India has been the scene of some of the most frenetic deal-making, big expansion announcements, and new car launches in the global auto industry. Consider that in the last 18 months alone General Motors, Fiat, Honda, Nissan, and Hyundai have announced Indian investments valued at roughly $1.5 billion.
Ask any auto executive, and he or she will tell you that outside of China, India is the most intriguing emerging market opportunity out there.
Recent visits by industry bigwigs such as Fiat Chairman Luca Cordero di Montezemolo, Renault-Nissan alliance Chief Executive Carlos Ghosn, and GM boss G. Richard Wagoner, Jr., who arrived in New Delhi on April 16 to help launch the company's Chevrolet Spark locally underscore the new focus on India's high-speed car market.
In early April, Ghosn was in India to inaugurate a plant in Nashik jointly run by Renault and Indian carmaker Mahindra & Mahindra that will produce an economy car called the Logan. The base model will cost $9,700, but Ghosn also hopes to launch an ultra-cheap model in India -- that will retail for about $3,000 -- later in the decade.
Production to Double
"In a way, the Indian car industry has arrived," says Jagdish Khattar, managing director of Maruti Udyog, the Indian subsidiary of Japan's Suzuki Motor. What once was a smallish auto market is starting to attract the kind of serious new investment that could help it emerge as a sizable one. Khattar notes that Maruti, Tata Motors, and Hyundai are starting to achieve serious manufacturing scale with each automaker now producing 200,000-plus units a year.
Right now, India's entire industry -- local producers and transplants -- collectively manufacture about 1.4 million vehicles a year. That's expected to double by 2008, and if it does, India will surpass Britain and Canada in total car production. However, it still will be light years behind China, which is on track to hit 10 million or so in 2007.
And India's growth dynamics look robust. It is home to a young population, and has rising income levels, an underserved rural market, and an economy galloping along at 9%-plus growth rates.
The Ultra-Cheap Challenge
And while India may be the fabled "back-office of the world", Prime Minister Manmohan Singh's government has big aspirations to boost the country's manufacturing sector. Duties on small cars fell from 24% to 16% in 2006, though taxes remain somewhat high compared to China. The government hopes to see India auto sales jump from last year's $34 billion to $145 billion in 2016. If they do, the domestic auto industry could represent about 10% of India's gross domestic product.
Still, the fastest growing car segment in India is ultra-cheap small cars, which requires cost-efficient manufacturing and careful cost management to maintain decent profit markets. Looking at the expansion plans of Toyota, Honda, Volkswagen, and even BMW, plenty judge themselves up to the challenge.
One critical factor to future growth will be whether some small car projects can really go mass market in India. Tata has audacious plans for a four-door, 33 horsepower engine that will go for $2,500 when launched in 2008. If it takes off, India's car sales could easily surpass 6 million units later in the decade. "A big unknown is what a product at the low end could do to the market size," says Ramesh Mangaleswaran, a partner who leads the auto practice at consulting firm McKinsey.

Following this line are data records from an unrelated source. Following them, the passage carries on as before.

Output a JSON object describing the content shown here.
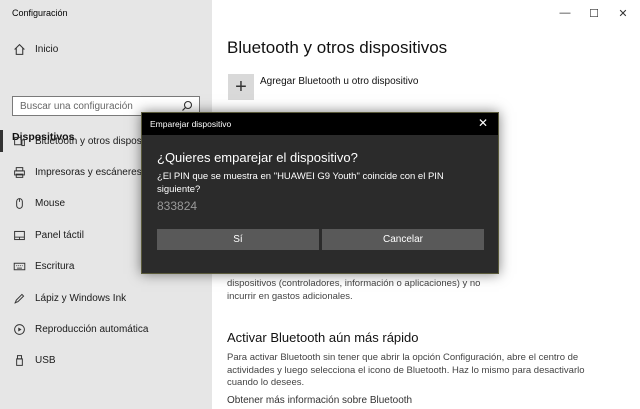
{
  "window": {
    "title": "Configuración",
    "minimize_glyph": "—",
    "maximize_glyph": "☐",
    "close_glyph": "✕"
  },
  "sidebar": {
    "home_label": "Inicio",
    "search_placeholder": "Buscar una configuración",
    "section_title": "Dispositivos",
    "items": [
      {
        "label": "Bluetooth y otros dispositivos",
        "icon": "bluetooth-devices-icon",
        "selected": true
      },
      {
        "label": "Impresoras y escáneres",
        "icon": "printer-icon"
      },
      {
        "label": "Mouse",
        "icon": "mouse-icon"
      },
      {
        "label": "Panel táctil",
        "icon": "touchpad-icon"
      },
      {
        "label": "Escritura",
        "icon": "keyboard-icon"
      },
      {
        "label": "Lápiz y Windows Ink",
        "icon": "pen-icon"
      },
      {
        "label": "Reproducción automática",
        "icon": "autoplay-icon"
      },
      {
        "label": "USB",
        "icon": "usb-icon"
      }
    ]
  },
  "main": {
    "title": "Bluetooth y otros dispositivos",
    "add_label": "Agregar Bluetooth u otro dispositivo",
    "partial_text": "dispositivos (controladores, información o aplicaciones) y no incurrir en gastos adicionales.",
    "fast_title": "Activar Bluetooth aún más rápido",
    "fast_text": "Para activar Bluetooth sin tener que abrir la opción Configuración, abre el centro de actividades y luego selecciona el icono de Bluetooth. Haz lo mismo para desactivarlo cuando lo desees.",
    "more_info_link": "Obtener más información sobre Bluetooth"
  },
  "dialog": {
    "title": "Emparejar dispositivo",
    "close_glyph": "✕",
    "heading": "¿Quieres emparejar el dispositivo?",
    "text": "¿El PIN que se muestra en \"HUAWEI G9 Youth\" coincide con el PIN siguiente?",
    "pin": "833824",
    "yes_label": "Sí",
    "cancel_label": "Cancelar"
  },
  "colors": {
    "sidebar_bg": "#e6e6e6",
    "dialog_bg": "#2b2b2b",
    "dialog_button": "#595959"
  }
}
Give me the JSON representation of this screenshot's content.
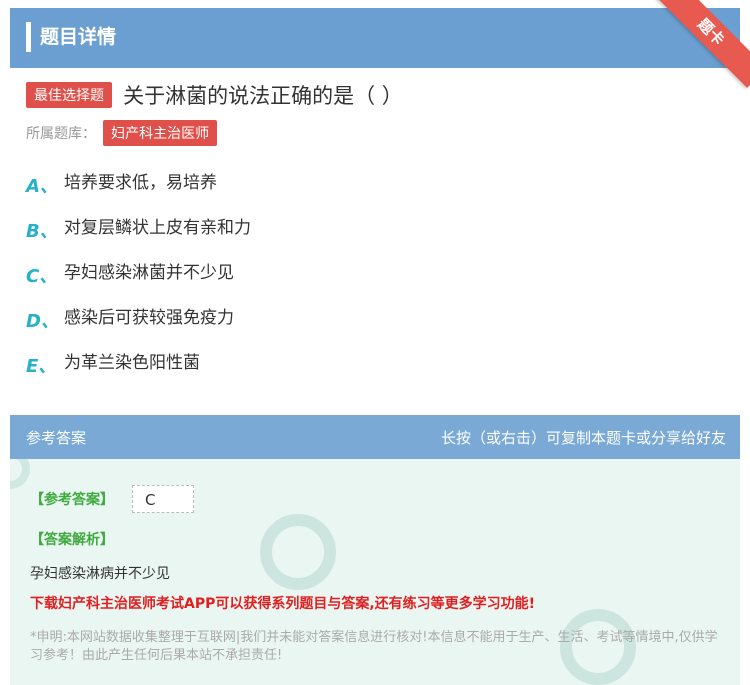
{
  "header": {
    "title": "题目详情",
    "ribbon": "题卡"
  },
  "question": {
    "badge": "最佳选择题",
    "text": "关于淋菌的说法正确的是（ ）",
    "library_label": "所属题库：",
    "library": "妇产科主治医师"
  },
  "options": [
    {
      "letter": "A、",
      "text": "培养要求低，易培养"
    },
    {
      "letter": "B、",
      "text": "对复层鳞状上皮有亲和力"
    },
    {
      "letter": "C、",
      "text": "孕妇感染淋菌并不少见"
    },
    {
      "letter": "D、",
      "text": "感染后可获较强免疫力"
    },
    {
      "letter": "E、",
      "text": "为革兰染色阳性菌"
    }
  ],
  "answer_section": {
    "title": "参考答案",
    "hint": "长按（或右击）可复制本题卡或分享给好友",
    "answer_label": "【参考答案】",
    "answer_value": "C",
    "explain_label": "【答案解析】",
    "explain_text": "孕妇感染淋病并不少见",
    "download": "下载妇产科主治医师考试APP可以获得系列题目与答案,还有练习等更多学习功能!",
    "notice": "*申明:本网站数据收集整理于互联网|我们并未能对答案信息进行核对!本信息不能用于生产、生活、考试等情境中,仅供学习参考！由此产生任何后果本站不承担责任!"
  },
  "colors": {
    "header": "#6c9fd1",
    "badge": "#e0504a",
    "option_letter": "#26b0c9",
    "answer_green": "#3faa3f",
    "download_red": "#e02020"
  }
}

Gathering small-car making expertise in India is key for automakers both to tap a thriving market for economy cars -- and also to export that know-how to other markets. By 2012, the market for vehicles priced under $10,000 is likely to reach 18 million cars, or a fifth of world auto sales, according to Roland Berger Strategy Consultants. That's up from 12 million today.
India also boasts a cheap, but high-quality labor force with considerable engineering and manufacturing skills -- and the country is starting to build up a big auto components and engineering and design outsourcing sector that is attractive for international players. The India auto parts business is expected to more than triple in annual revenues from $12 billion to $40 billion by 2014.
Meanwhile, global auto supply players such as Delphi, Magna International, and Visteon are expanding in India, too, to help big-car manufacturers build cheap small cars and also export them to other markets.
"In these times, customers are realizing that it's better to share products for different countries," says Prasen Agali, Magna's executive director for India.
Projections Too Rosy?
India's outsourcing sector, led by Tata Consultancy Services, Infosys Technologies, and Wipro is also benefiting from additional work from Detroit automakers for engineering services. That's not surprising given that you can hire qualified Indian engineers to design a car chassis for as little as $25 an hour. (Aerospace engineering outsourcing is another growing market for India outsourcing firms.) That one reason Renault plans to set up an engineering center in India.
What could go wrong? Short-term, there are some worries that India's economy could overheat and then contract -- a scenario that would probably lower some of the rosy projections ahead for auto demand and production. Yet few doubt that India will remain a critical emerging market in the years ahead. Just keep your eye on the money rolling in.